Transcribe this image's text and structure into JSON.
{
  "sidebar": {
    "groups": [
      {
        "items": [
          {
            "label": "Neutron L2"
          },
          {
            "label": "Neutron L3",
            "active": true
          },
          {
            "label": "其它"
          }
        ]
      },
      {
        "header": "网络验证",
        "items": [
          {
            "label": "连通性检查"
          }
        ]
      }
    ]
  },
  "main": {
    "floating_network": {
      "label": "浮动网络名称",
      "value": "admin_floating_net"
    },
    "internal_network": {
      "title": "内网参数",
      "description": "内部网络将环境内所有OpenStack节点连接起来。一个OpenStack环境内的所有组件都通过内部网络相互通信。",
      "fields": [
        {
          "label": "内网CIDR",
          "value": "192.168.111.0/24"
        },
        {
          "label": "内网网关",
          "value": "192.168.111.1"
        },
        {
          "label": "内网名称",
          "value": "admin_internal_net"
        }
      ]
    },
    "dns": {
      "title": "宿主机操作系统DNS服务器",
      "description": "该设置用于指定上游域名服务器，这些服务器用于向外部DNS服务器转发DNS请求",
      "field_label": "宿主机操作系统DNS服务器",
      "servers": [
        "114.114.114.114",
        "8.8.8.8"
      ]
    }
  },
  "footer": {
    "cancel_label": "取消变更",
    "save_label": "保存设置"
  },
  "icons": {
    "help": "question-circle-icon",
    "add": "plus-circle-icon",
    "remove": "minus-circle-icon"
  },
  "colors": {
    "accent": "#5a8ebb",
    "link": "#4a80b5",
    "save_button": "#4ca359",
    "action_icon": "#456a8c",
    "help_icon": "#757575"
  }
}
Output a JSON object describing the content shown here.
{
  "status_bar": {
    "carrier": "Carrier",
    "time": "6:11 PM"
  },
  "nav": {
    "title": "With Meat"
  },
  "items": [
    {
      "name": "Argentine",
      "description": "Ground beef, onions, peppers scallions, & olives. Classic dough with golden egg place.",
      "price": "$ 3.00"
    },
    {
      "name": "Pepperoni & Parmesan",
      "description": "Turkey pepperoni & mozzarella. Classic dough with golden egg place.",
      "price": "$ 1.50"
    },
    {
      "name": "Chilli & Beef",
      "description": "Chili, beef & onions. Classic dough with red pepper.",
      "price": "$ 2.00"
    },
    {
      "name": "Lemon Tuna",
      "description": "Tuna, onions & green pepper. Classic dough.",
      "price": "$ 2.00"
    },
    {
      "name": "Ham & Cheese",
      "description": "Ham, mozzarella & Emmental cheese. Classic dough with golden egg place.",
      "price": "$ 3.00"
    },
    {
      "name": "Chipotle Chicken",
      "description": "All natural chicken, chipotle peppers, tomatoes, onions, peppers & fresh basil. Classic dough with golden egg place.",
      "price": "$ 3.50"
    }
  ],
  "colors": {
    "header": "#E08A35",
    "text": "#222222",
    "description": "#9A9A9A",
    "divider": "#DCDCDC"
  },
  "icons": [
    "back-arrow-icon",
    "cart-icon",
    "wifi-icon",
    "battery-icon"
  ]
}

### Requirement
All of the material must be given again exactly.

### Response to this exercise
Transcribe this image's text and structure into JSON.
{
  "sidebar": {
    "groups": [
      {
        "items": [
          {
            "label": "Neutron L2"
          },
          {
            "label": "Neutron L3",
            "active": true
          },
          {
            "label": "其它"
          }
        ]
      },
      {
        "header": "网络验证",
        "items": [
          {
            "label": "连通性检查"
          }
        ]
      }
    ]
  },
  "main": {
    "floating_network": {
      "label": "浮动网络名称",
      "value": "admin_floating_net"
    },
    "internal_network": {
      "title": "内网参数",
      "description": "内部网络将环境内所有OpenStack节点连接起来。一个OpenStack环境内的所有组件都通过内部网络相互通信。",
      "fields": [
        {
          "label": "内网CIDR",
          "value": "192.168.111.0/24"
        },
        {
          "label": "内网网关",
          "value": "192.168.111.1"
        },
        {
          "label": "内网名称",
          "value": "admin_internal_net"
        }
      ]
    },
    "dns": {
      "title": "宿主机操作系统DNS服务器",
      "description": "该设置用于指定上游域名服务器，这些服务器用于向外部DNS服务器转发DNS请求",
      "field_label": "宿主机操作系统DNS服务器",
      "servers": [
        "114.114.114.114",
        "8.8.8.8"
      ]
    }
  },
  "footer": {
    "cancel_label": "取消变更",
    "save_label": "保存设置"
  },
  "icons": {
    "help": "question-circle-icon",
    "add": "plus-circle-icon",
    "remove": "minus-circle-icon"
  },
  "colors": {
    "accent": "#5a8ebb",
    "link": "#4a80b5",
    "save_button": "#4ca359",
    "action_icon": "#456a8c",
    "help_icon": "#757575"
  }
}
Output a JSON object describing the content shown here.
{
  "status_bar": {
    "carrier": "Carrier",
    "time": "6:11 PM"
  },
  "nav": {
    "title": "With Meat"
  },
  "items": [
    {
      "name": "Argentine",
      "description": "Ground beef, onions, peppers scallions, & olives. Classic dough with golden egg place.",
      "price": "$ 3.00"
    },
    {
      "name": "Pepperoni & Parmesan",
      "description": "Turkey pepperoni & mozzarella. Classic dough with golden egg place.",
      "price": "$ 1.50"
    },
    {
      "name": "Chilli & Beef",
      "description": "Chili, beef & onions. Classic dough with red pepper.",
      "price": "$ 2.00"
    },
    {
      "name": "Lemon Tuna",
      "description": "Tuna, onions & green pepper. Classic dough.",
      "price": "$ 2.00"
    },
    {
      "name": "Ham & Cheese",
      "description": "Ham, mozzarella & Emmental cheese. Classic dough with golden egg place.",
      "price": "$ 3.00"
    },
    {
      "name": "Chipotle Chicken",
      "description": "All natural chicken, chipotle peppers, tomatoes, onions, peppers & fresh basil. Classic dough with golden egg place.",
      "price": "$ 3.50"
    }
  ],
  "colors": {
    "header": "#E08A35",
    "text": "#222222",
    "description": "#9A9A9A",
    "divider": "#DCDCDC"
  },
  "icons": [
    "back-arrow-icon",
    "cart-icon",
    "wifi-icon",
    "battery-icon"
  ]
}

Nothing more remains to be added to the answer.